Can an event become a tradition in just its second year?
Bob Hastings thinks so. The former Cape Ann Chamber of Commerce director thinks the Gloucester Blues Festival, which he co-founded in 2012, is already establishing itself as a local tradition. And with the second annual festival ready to play out under predicted sunny skies at Stage Fort Park this Saturday, there are already indications he’s right.
“It’s certainly building,” says Hastings, noting that ticket sales for this year’s fest on Saturday have already surpassed last year’s attendance of just under 1,000 (see news story, Page 1).
Plus, this year’s festival brings in another power-packed blues lineup headlined by Ana Popovic and Tommy Castro and backed by other national acts and performers with extensive New England followings as well.
The festival, of course, is about celebrating the blues. And Hastings said he’s been told that this year’s Gloucester event is emerging as possibly the best blues festival being held anywhere in the country this August. But in that sense, the growing Gloucester Blues Festival is about much more than music.
“First, it generates tremendous publicity for Gloucester,” said Hastings, noting that the festival has drawn interest among music radio stations and in other media not only around Boston and New England, but around the country. That’s included the national show “Graveyard Blues,” anchored at Long Island’s WRCN.

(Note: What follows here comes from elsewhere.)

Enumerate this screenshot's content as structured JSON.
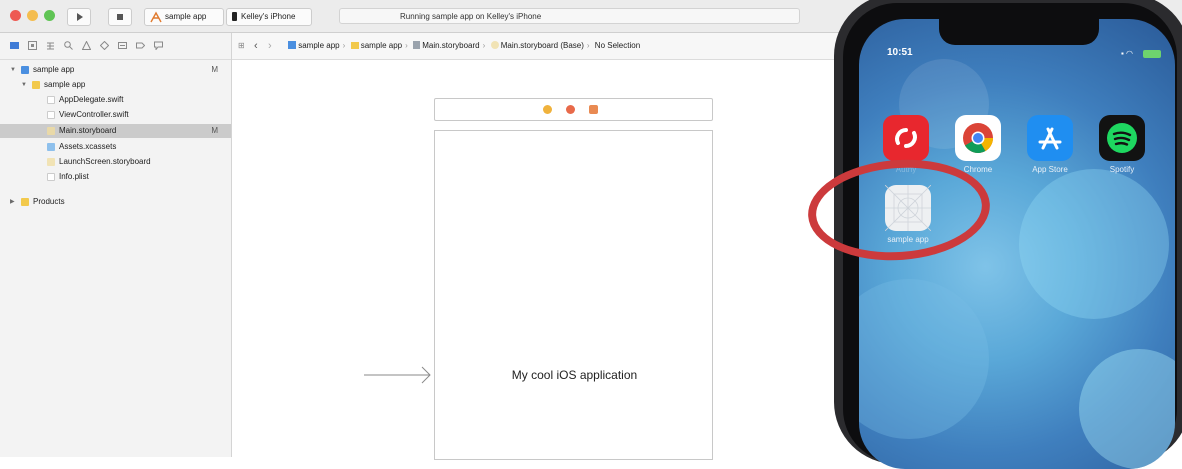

Beyond that, Hastings said, the Blues Festival serves as a classic arts-based economic development tool, adding that he and producing partner Paul Benjamin of Maine have already taken some steps toward that goal in the first two years.
The festival’s 2-acre site within the 55-acre Stage Fort, will also include 8-10 food vendors, with other booths also selling clothing, blues paraphernalia and other items targeting the blues crowd, which averages around 45 years old, Hastings said. And the festival is geared toward steering visitors into the city’s downtown when the show’s over.
“That’s why we release our guests at 7 p.m.,” said Hastings noting the festival’s 11 a.m. to 7 p.m. running time. “We’ll be promoting from the stage the fact that Minglewood at Lat43 and the Dog Bar will have blues acts performing that night, and we want to encourage people to go into our downtown and takes in those acts, too.”
Down the road, Hastings said he can see the Blues Festival perhaps expanding to two days, and spilling over into the city’s downtown, with other acts performing on street stages, similar to the Downtown Block Parties. That, in fact, is what’s evolved in Rockland, Maine, where that blues festival — also founded and promoted by Benjamin — has not only earned musical praise but economic development awards as well.
“We want people to embrace this,” Hastings said, “this is a true destination event, and as far as we’re concerned, it can only grow.”
That already makes the 2nd Gloucester Blues Festival a growing Gloucester tradition.
Times Editor Ray Lamont can be reached at 978-283-7000, x3432, or at email@example.com.